Ask Aerotek: Skills to Pay the Bills in Manufacturing
Employers in the manufacturing sector are in need of a few good employees. Research shows that up to 2 million manufacturing jobs will go unfilled between now and 2025. That spells big opportunity for job-seekers like you.
How do you get your foot in the door? And what manufacturing skills are most in demand?
Aerotek hiring experts answer these questions all the time. We asked Matt Molitor, a professional account recruiting manager with extensive experience in manufacturing, to share his advice for those on the hunt for opportunities in manufacturing.
Why should people be interested in manufacturing jobs?

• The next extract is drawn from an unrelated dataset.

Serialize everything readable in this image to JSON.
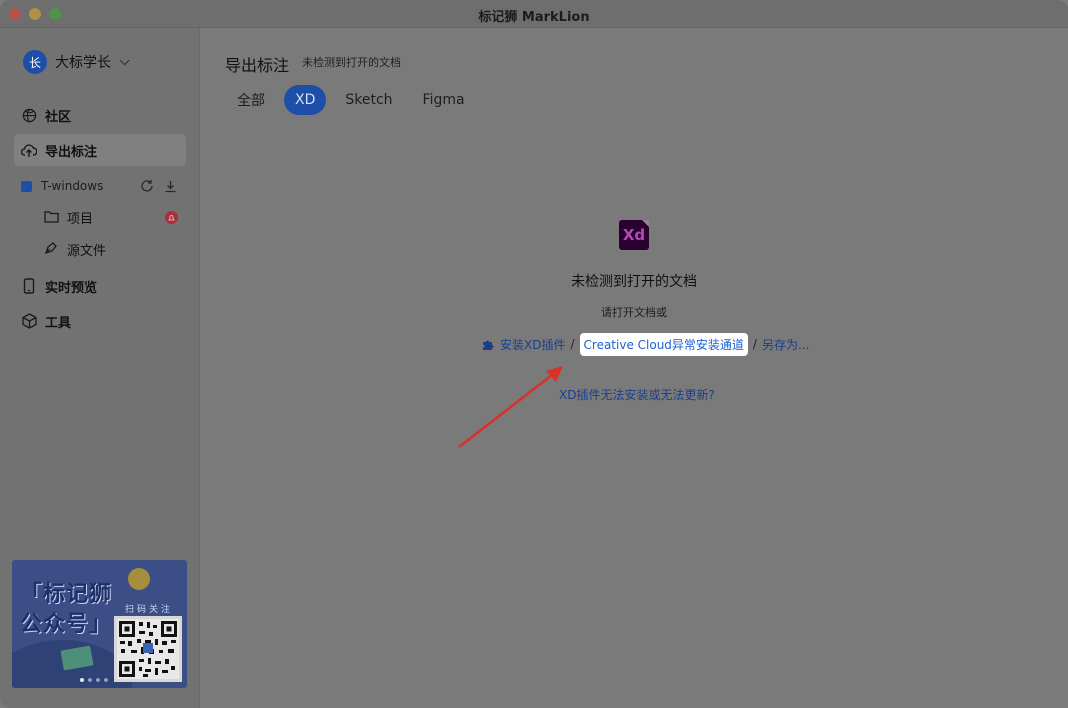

“There’s a lot of opportunity in manufacturing right now. A lot of skilled workers are retiring, so there’s a big skills gap, and employers are struggling to fill positions. Manufacturers have responded by bridging that gap — offering both technical training to those who’ve gone without it and a foot in the door to those who have the technical training but not the on-site experience. Either way, employees have a chance to grow pretty quickly.”
How are manufacturers training people on the job?
“I’ll give an example. One of my largest clients developed a training program for welding. So they hire general laborers, and then take the ones that have three months of fantastic attendance and demonstrate a knack for learning and initiative-taking, and they offer a training program to the top ten people who want to be part of it. Those contractors get a four dollar per hour raise once they pass the training program.”
Wow. You mentioned welding. Are there other skills that are highly valuable right now?
“Machining, automotive and diesel mechanics are also in need. Another really big skill gap is soldering. That's a skill set that a lot of clients are looking for in the electronics and medical device field, which is growing rapidly. So anybody who earns an IPC-A-610 or J-Standard certification can really set themselves apart. Also forklift certification, and general certifications in blueprints, framing, and hazmat.”
“Basically any certification you can get will get the attention of employers, but some are more niche than others. I tell anyone, if you're halfway decent at math and you're mechanically inclined, look into becoming a machinist. The jobs are there.”
Let’s say a potential employee just wanted to get a foot in the door and then build on that and look at certifications further down the line. How would such a person stand out as a great candidate?
“The two biggest things I see employers responding to are reliability and initiative. So anyone who comes in and even goes a month without absence or tardiness really stands out. That and whether you’re asking about how to help even when it’s slow, like ‘What can I do next? Can I grab a broom?’ Every client and manager I talk to says they’d gladly take someone like that over a candidate with five years experience who doesn’t do those two things.”
So how do you recommend people emphasize that in their job search?
“There are some easy ways to show your reliability and initiative. For example, if you’re fifteen minutes early to the interview, that gets you a leg up. And if you send a follow-up thank you letter after the interview, that shows initiative and a positive attitude. Another other big thing that helps your case in the hiring process is providing references that will speak well for your reliability and initiative. Those little things can really make a difference between you and other candidates with more experience who don’t show the extra effort.”
How does having a relationship with a recruiter help the candidates you work with?
“I do my best to help candidates put their job history in a context that makes them attractive to employers. We always follow up with your contacts to ask how pleased past employers have been with your work, and we help you take those references to the next step and relay them towards the next contract.”
“We also do a lot of work up front to make sure you’re comfortable with the requirements of any given position. We always clarify with employers what the expectations are for day one, week one, 30 days, 60 days, etc., and advocate to make sure you get the proper on-the-job training for the desired task. And before you show up to a new job, we'll set up a walkthrough so you’ll get a feel for the environment and what you’ll be doing in it.”
“The biggest thing I do for employees is promote them to employers as the top candidate as opposed to just one among a stack of twenty resumes that goes through human resources. Since we have a relationship with employers, recruiters are able to put you on the top of the pile.”
Want to know more about manufacturing careers? Check out previous articles on the subject, such as “A New Generation of Manufacturing,” or “Manufacturing Solutions for the Skilled Trades Gap.”
If you’re looking for an opportunity, consider reaching out to an expert like Matt Molitor. Specialists near you can help prepare a career strategy built to develop manufacturing skills and experience.Talk with an Aerotek recruiter. And if you’re looking for a job, visit our job board to find your next great opportunity. Create a free career account today to customize your search.